So, yes, the VCAA (and the Australian Curriculum) don’t bother to clarify the definition or permitted contexts for seasonal indices. And yes, the definition in the standard textbook implicitly permits negative seasonal indices. And yes, by this definition the exam question is plain wrong. But, hopefully most students weren’t paying sufficient attention to realise that the VCAA weren’t paying sufficient attention, and so all is ok.
Well, the defense is something like that. The VCAA can work on the wording.
The key findings of Australia’s 2016 National Drug Strategy Household Survey were released earlier this year, and they made for sobering reading. The NDSHS reported that over 15% of Australians had used illicit drugs in the previous year, including such drugs as cannabis, ice and heroin. Shocking, right?
Wrong. Of course.
We’re being silly in a way that the NDSHS reporting was not. Yes, the NDSHS reported that 15% had used illicit drugs at least once (including the possibility of exactly once) in the previous year, but NDSHS also emphasised the composition of that 15%. By far the most commonly used drug was cannabis, at about 10% of the population. Ice use was around 1%, and heroin didn’t register in the summary.
Illicit drug use is a serious problem, and a problem exacerbated by idiotic drug laws. Nothing can be learned, however, and nothing can be solved if one focuses upon a meaningless 15% multicategory. Whatever the specific threats or the reasonableness of concerns over the broad use of cannabis, such concerns pale in comparison to the problems of ice and heroin. The NDSHS makes no such categorical mistake. Unfortunately, there are plenty of clowns who do.

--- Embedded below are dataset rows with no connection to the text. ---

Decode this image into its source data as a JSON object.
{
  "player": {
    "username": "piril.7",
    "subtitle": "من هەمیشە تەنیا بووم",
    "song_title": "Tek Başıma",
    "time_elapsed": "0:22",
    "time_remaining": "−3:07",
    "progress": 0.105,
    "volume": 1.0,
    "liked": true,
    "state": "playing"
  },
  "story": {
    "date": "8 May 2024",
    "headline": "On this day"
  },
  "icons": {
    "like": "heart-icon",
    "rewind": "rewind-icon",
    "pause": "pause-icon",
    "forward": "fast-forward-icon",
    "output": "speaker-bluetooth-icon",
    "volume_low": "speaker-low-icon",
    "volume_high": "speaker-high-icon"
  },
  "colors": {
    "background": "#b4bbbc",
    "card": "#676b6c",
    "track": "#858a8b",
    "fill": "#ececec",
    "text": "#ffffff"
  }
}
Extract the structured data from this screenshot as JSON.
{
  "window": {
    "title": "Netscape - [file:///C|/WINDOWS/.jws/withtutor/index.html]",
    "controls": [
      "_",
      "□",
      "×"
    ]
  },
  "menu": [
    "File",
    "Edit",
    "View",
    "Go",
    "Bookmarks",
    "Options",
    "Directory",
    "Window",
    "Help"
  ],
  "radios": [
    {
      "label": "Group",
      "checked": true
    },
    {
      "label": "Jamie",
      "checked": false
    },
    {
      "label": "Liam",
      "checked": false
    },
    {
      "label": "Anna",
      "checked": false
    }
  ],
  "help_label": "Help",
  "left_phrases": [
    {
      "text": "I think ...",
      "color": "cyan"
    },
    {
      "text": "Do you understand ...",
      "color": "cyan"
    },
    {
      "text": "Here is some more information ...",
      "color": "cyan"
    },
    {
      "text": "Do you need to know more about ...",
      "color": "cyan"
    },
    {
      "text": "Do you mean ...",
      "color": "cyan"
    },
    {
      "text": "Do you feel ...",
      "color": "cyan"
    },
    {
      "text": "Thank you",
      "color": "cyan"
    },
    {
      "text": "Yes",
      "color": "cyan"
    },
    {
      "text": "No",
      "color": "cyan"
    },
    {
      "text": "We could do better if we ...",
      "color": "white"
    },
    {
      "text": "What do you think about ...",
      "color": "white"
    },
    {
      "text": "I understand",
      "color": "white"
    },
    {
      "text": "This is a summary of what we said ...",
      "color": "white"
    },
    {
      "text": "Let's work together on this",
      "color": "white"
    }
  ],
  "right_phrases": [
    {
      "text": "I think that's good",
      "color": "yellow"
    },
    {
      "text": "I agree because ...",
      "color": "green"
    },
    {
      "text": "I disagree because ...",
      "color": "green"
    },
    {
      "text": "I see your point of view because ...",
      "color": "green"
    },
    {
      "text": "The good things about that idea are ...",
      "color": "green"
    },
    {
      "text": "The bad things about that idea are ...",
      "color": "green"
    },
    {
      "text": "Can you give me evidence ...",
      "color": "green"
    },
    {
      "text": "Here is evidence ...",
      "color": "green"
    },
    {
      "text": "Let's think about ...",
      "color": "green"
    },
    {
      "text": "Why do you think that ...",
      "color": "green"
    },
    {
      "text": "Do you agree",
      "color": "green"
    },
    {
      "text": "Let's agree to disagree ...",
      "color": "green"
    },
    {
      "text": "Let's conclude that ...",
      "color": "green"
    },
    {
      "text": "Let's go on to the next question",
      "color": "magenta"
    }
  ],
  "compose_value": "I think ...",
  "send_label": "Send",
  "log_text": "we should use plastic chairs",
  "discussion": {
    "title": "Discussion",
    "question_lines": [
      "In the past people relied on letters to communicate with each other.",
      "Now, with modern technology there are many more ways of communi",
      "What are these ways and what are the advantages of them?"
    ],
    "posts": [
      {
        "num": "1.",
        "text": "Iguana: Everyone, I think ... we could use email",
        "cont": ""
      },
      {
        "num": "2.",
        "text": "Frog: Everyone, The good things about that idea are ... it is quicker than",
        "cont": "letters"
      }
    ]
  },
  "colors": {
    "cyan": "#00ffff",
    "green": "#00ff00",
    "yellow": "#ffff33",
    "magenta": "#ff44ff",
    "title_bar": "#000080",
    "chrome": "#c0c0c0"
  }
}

Last week, the Federal Ministers for Social Services and Human Services announced the location of a drug testing trial for job seekers who receive federal benefits. The ironically named Christian Porter and the perfectly named Alan Tudge announced that receipients would be tested “for illicit substances including ice (methamphetamine), ecstasy (MDMA) and marijuana (THC) … People who test positive to drug tests will continue to receive their welfare payment but 80 per cent of their payment will only be accessible through Income Management.” The plan is deliberately nasty and monumentally stupid, and it has been widely reported as such. For all the critical reporting, however, we could find no instance of the media noting the categorical lunacy of effectively equating the use of ice and ecstasy and THC.
Still, one should be fair to Porter and Tudge. They are undeniably dickheads, but Porter and Tudge are hardly exceptional. They are members of a very large group of thuggish, victim-blaming politicians, which includes Malcolm Turnbull, and Peter Dutton, and Adolf Hitler.
It is also notable that this kind of multicategory crap is only practised by social conservatives. It’s not like a nationwide survey on sexual harrassment and sexual assault in universities would ever couch the results in broadly defined categories in such a clouded and deceptive manner. Nope, not a chance.